    1. I think the 'mind control' thing is an issue for a lot of games. I know people often object violently to social skills being used against PCs, for example, because the idea of anyone else deciding how their character feels about anything appals them. It's a tricky one. I don't find the disempowerment fantasy that some games seem to represent appealing, but at the same time it feels like emotion could be a significant and useful part of a game. The instinct post was partly aimed at that sort of thing.

      I'm flattered, and that has just greatly improved a fairly rubbish day, thanks. Actually - I know you've played Mysterium. I think the experience of being The Ghost as an analogy for that style of GM communication is worth considering.

      Fighting to the death is one of those things that low-key bothers me about RPGs. It's a really convenient option for the GM (see also: crazed cultists, undead, elementals, robots) but once it becomes a core assumption, it does limit everybody's options. It's one of the reasons I'm interested by games where you can't die by mechanics.

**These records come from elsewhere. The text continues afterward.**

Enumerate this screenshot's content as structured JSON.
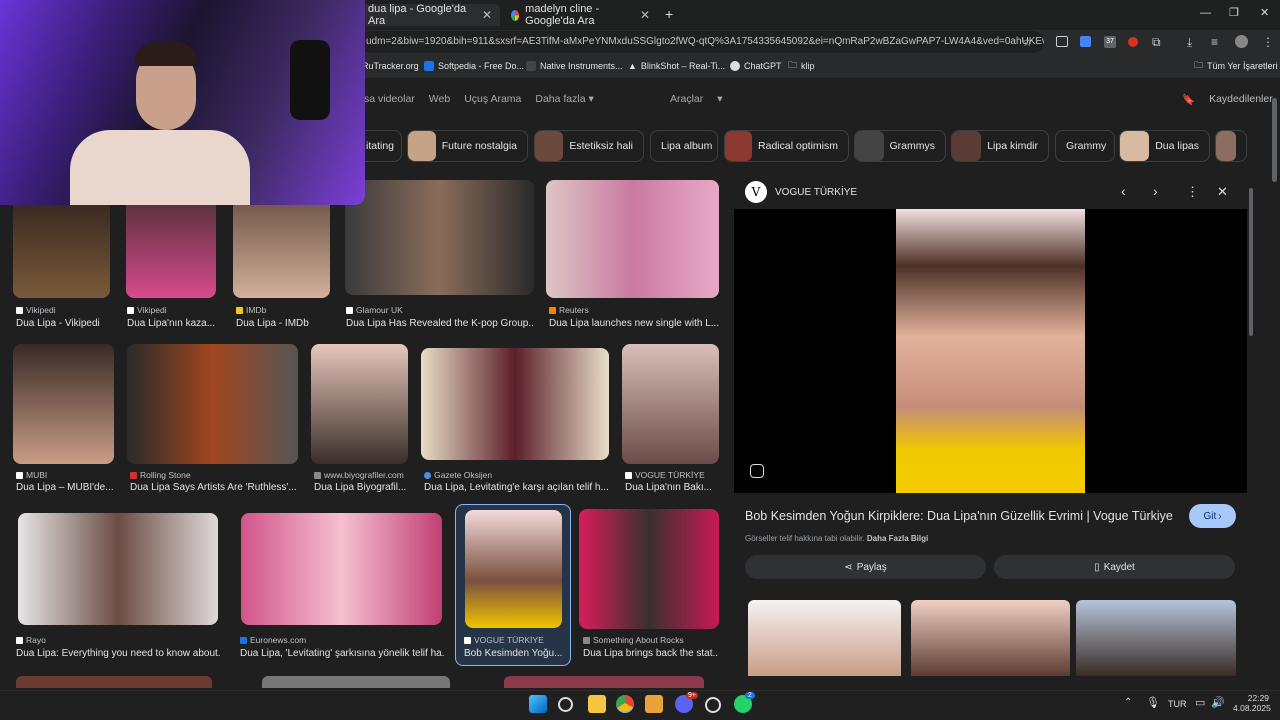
{
  "browser": {
    "tabs": [
      {
        "title": "dua lipa - Google'da Ara"
      },
      {
        "title": "madelyn cline - Google'da Ara"
      }
    ],
    "new_tab": "+",
    "url": "udm=2&biw=1920&bih=911&sxsrf=AE3TifM-aMxPeYNMxduSSGlgto2fWQ-qtQ%3A1754335645092&ei=nQmRaP2wBZaGwPAP7-LW4A4&ved=0ahUKEwi9...",
    "bookmarks": [
      "RuTracker.org",
      "Softpedia - Free Do...",
      "Native Instruments...",
      "BlinkShot – Real-Ti...",
      "ChatGPT",
      "klip"
    ],
    "all_bookmarks": "Tüm Yer İşaretleri",
    "ext_badge": "37"
  },
  "search": {
    "nav": [
      "sa videolar",
      "Web",
      "Uçuş Arama",
      "Daha fazla"
    ],
    "tools": "Araçlar",
    "saved": "Kaydedilenler",
    "chips": [
      "itating",
      "Future nostalgia",
      "Estetiksiz hali",
      "Lipa album",
      "Radical optimism",
      "Grammys",
      "Lipa kimdir",
      "Grammy",
      "Dua lipas"
    ]
  },
  "results": [
    {
      "source": "Vikipedi",
      "title": "Dua Lipa - Vikipedi"
    },
    {
      "source": "Vikipedi",
      "title": "Dua Lipa'nın kaza..."
    },
    {
      "source": "IMDb",
      "title": "Dua Lipa - IMDb"
    },
    {
      "source": "Glamour UK",
      "title": "Dua Lipa Has Revealed the K-pop Group..."
    },
    {
      "source": "Reuters",
      "title": "Dua Lipa launches new single with L..."
    },
    {
      "source": "MUBI",
      "title": "Dua Lipa – MUBI'de..."
    },
    {
      "source": "Rolling Stone",
      "title": "Dua Lipa Says Artists Are 'Ruthless'..."
    },
    {
      "source": "www.biyografiler.com",
      "title": "Dua Lipa Biyografil..."
    },
    {
      "source": "Gazete Oksijen",
      "title": "Dua Lipa, Levitating'e karşı açılan telif h..."
    },
    {
      "source": "VOGUE TÜRKİYE",
      "title": "Dua Lipa'nın Bakı..."
    },
    {
      "source": "Rayo",
      "title": "Dua Lipa: Everything you need to know about..."
    },
    {
      "source": "Euronews.com",
      "title": "Dua Lipa, 'Levitating' şarkısına yönelik telif ha..."
    },
    {
      "source": "VOGUE TÜRKİYE",
      "title": "Bob Kesimden Yoğu..."
    },
    {
      "source": "Something About Rocks",
      "title": "Dua Lipa brings back the stat..."
    }
  ],
  "preview": {
    "logo": "V",
    "source": "VOGUE TÜRKİYE",
    "title": "Bob Kesimden Yoğun Kirpiklere: Dua Lipa'nın Güzellik Evrimi | Vogue Türkiye",
    "go": "Git",
    "rights": "Görseller telif hakkına tabi olabilir.",
    "more_info": "Daha Fazla Bilgi",
    "share": "Paylaş",
    "save": "Kaydet"
  },
  "taskbar": {
    "lang": "TUR",
    "time": "22:29",
    "date": "4.08.2025",
    "badge1": "9+",
    "badge2": "2"
  },
  "colors": {
    "accent": "#8ab4f8",
    "go_button": "#a8c7fa"
  }
}
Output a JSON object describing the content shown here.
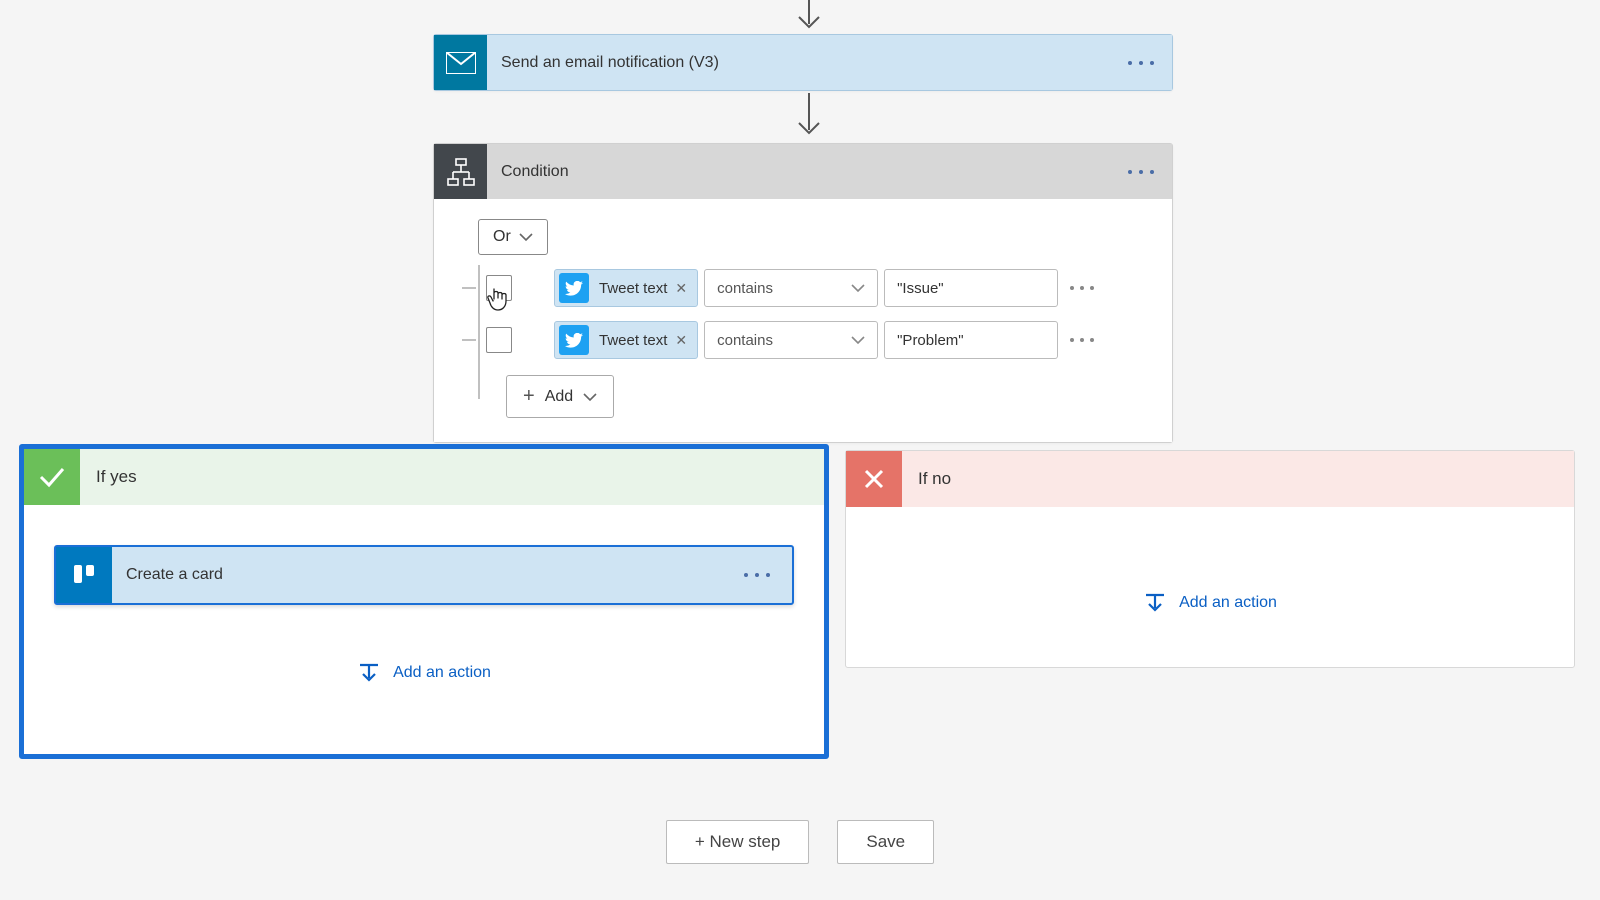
{
  "email_step": {
    "title": "Send an email notification (V3)"
  },
  "condition": {
    "title": "Condition",
    "logic": "Or",
    "add_label": "Add",
    "rows": [
      {
        "pill": "Tweet text",
        "op": "contains",
        "value": "\"Issue\""
      },
      {
        "pill": "Tweet text",
        "op": "contains",
        "value": "\"Problem\""
      }
    ]
  },
  "branches": {
    "yes": {
      "title": "If yes",
      "action_title": "Create a card",
      "add_action_label": "Add an action"
    },
    "no": {
      "title": "If no",
      "add_action_label": "Add an action"
    }
  },
  "footer": {
    "new_step": "+ New step",
    "save": "Save"
  }
}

In this particular case, you can always have melodramatic villains shouting "capture them, my minions!" to get their intentions across, but that doesn't necessarily mean the players will consider surrender. It might just convince them that the enemy can't afford to kill them.

    2. Next time I get frustrated with my players I shall say "caw, caw" - and since most of them haven't played Mysterium this will confuse them no end.

      I must admit that I've drifted away from big set-piece fights in recent years: an ideal fight in one of my games these days consists of someone saying "hey, did you hear someth- urrggggggl". GURPS definitely encourages this: getting hit and taking damage is not so much a thing you expect to happen as a big warning sign on the route to imminent death, even with weapons that aren't powerful enough to knock you out or kill you with a single strike. But removing "fighting" as a major game activity means it needs to be replaced with something else… and that's a big part of why I like investigative games. The better you do, the less fighty the end scene needs to be.